Excerpts from an interface dataset:
--------------------------------------------------
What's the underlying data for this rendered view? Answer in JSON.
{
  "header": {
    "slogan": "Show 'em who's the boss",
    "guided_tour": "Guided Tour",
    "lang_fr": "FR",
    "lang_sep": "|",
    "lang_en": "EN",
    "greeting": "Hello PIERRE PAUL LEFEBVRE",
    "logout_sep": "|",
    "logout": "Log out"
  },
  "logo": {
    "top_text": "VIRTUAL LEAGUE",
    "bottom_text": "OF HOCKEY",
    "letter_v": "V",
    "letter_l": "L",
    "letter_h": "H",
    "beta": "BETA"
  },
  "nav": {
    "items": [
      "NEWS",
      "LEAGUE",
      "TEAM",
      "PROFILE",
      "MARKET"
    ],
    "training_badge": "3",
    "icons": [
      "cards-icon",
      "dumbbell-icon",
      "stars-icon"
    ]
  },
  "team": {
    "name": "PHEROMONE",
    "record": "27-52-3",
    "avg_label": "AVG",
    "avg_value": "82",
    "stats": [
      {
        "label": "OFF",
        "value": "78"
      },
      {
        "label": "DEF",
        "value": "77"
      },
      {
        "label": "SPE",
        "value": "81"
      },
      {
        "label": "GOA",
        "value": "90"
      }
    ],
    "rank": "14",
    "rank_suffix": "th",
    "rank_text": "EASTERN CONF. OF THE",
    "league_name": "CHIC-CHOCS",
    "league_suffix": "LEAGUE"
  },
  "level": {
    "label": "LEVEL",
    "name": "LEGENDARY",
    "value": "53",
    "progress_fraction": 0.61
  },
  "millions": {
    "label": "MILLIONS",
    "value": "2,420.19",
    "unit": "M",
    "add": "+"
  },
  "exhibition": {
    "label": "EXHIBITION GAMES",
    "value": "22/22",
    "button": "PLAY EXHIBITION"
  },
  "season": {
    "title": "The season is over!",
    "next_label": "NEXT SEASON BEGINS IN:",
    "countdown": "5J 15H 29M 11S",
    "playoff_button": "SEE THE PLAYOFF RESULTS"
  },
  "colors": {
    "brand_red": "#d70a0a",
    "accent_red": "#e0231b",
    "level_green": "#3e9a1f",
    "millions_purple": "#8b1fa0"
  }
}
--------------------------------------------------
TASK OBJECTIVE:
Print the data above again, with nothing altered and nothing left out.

YOUR RESPONSE:
What's the underlying data for this rendered view? Answer in JSON.
{
  "header": {
    "slogan": "Show 'em who's the boss",
    "guided_tour": "Guided Tour",
    "lang_fr": "FR",
    "lang_sep": "|",
    "lang_en": "EN",
    "greeting": "Hello PIERRE PAUL LEFEBVRE",
    "logout_sep": "|",
    "logout": "Log out"
  },
  "logo": {
    "top_text": "VIRTUAL LEAGUE",
    "bottom_text": "OF HOCKEY",
    "letter_v": "V",
    "letter_l": "L",
    "letter_h": "H",
    "beta": "BETA"
  },
  "nav": {
    "items": [
      "NEWS",
      "LEAGUE",
      "TEAM",
      "PROFILE",
      "MARKET"
    ],
    "training_badge": "3",
    "icons": [
      "cards-icon",
      "dumbbell-icon",
      "stars-icon"
    ]
  },
  "team": {
    "name": "PHEROMONE",
    "record": "27-52-3",
    "avg_label": "AVG",
    "avg_value": "82",
    "stats": [
      {
        "label": "OFF",
        "value": "78"
      },
      {
        "label": "DEF",
        "value": "77"
      },
      {
        "label": "SPE",
        "value": "81"
      },
      {
        "label": "GOA",
        "value": "90"
      }
    ],
    "rank": "14",
    "rank_suffix": "th",
    "rank_text": "EASTERN CONF. OF THE",
    "league_name": "CHIC-CHOCS",
    "league_suffix": "LEAGUE"
  },
  "level": {
    "label": "LEVEL",
    "name": "LEGENDARY",
    "value": "53",
    "progress_fraction": 0.61
  },
  "millions": {
    "label": "MILLIONS",
    "value": "2,420.19",
    "unit": "M",
    "add": "+"
  },
  "exhibition": {
    "label": "EXHIBITION GAMES",
    "value": "22/22",
    "button": "PLAY EXHIBITION"
  },
  "season": {
    "title": "The season is over!",
    "next_label": "NEXT SEASON BEGINS IN:",
    "countdown": "5J 15H 29M 11S",
    "playoff_button": "SEE THE PLAYOFF RESULTS"
  },
  "colors": {
    "brand_red": "#d70a0a",
    "accent_red": "#e0231b",
    "level_green": "#3e9a1f",
    "millions_purple": "#8b1fa0"
  }
}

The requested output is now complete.